Family mediation is the fastest, cheapest and most empowering way to do this, helping families resolve their practical, emotional and legal issues when relationships break down. As a result, over 70% of people who choose to mediate go on to reach agreements that they can all live with.
During National Family Mediation Week (17th-21st January 2022) a range of events and social media content is being promoted to help people learn more about the process. It is an excellent chance to raise awareness of what is on offer to support people who are separating and divorcing.
As well as facilitating discussions to help you sort out your future, many family mediators specialise in areas such as domestic abuse, international parental child abduction, and financial issues. Some have additional skills and qualifications such as law or psychotherapy.
The majority of family mediation sessions take place face to face in a safe, neutral venue with the mediator present. There is also the option for some sessions to be held via telephone or video conference call if that is more convenient. Mediators are trained to support you through the process, offering you an opportunity to discuss difficult and emotional topics in a calm, structured environment. They will not give you any legal advice, but they can help you to consider the options available to you and the possible outcomes of your choices.
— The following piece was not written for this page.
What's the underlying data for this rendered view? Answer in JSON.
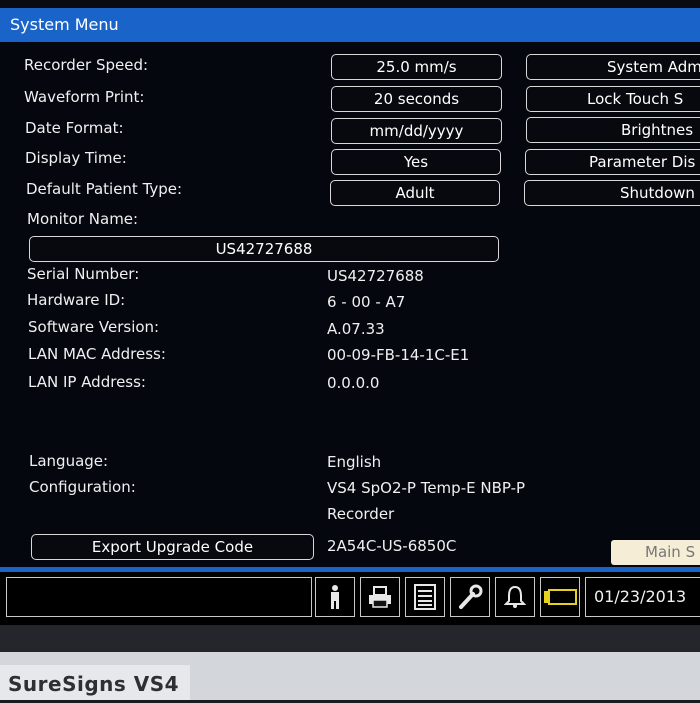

In addition to individual meetings, some mediators offer shuttle mediation (where the parties are in different rooms and the mediator’shuttles’ them from room to room), and group mediation sessions. Often children are invited to attend mediation sessions, where appropriate.
For those considering mediation, it is worth knowing that there is a very good chance that you could qualify for financial assistance towards the costs of the process through the legal aid scheme. This will include the cost of the mediator and some of your other costs such as those relating to childcare or housing. If you are not sure whether you can afford mediation, then it is worthwhile getting in touch with a local family mediator to see what might be available. The first step in this is to book a Mediation Information and Assessment Meeting (MIAM). You can find a list of mediators on the Family Mediation Council website and you can search by postcode to find an accredited service near you. If you are eligible for legal aid then the mediator will meet with you both individually to assess your eligibility. If you are not then the cost of the MIAM is normally covered by the other party. national family mediation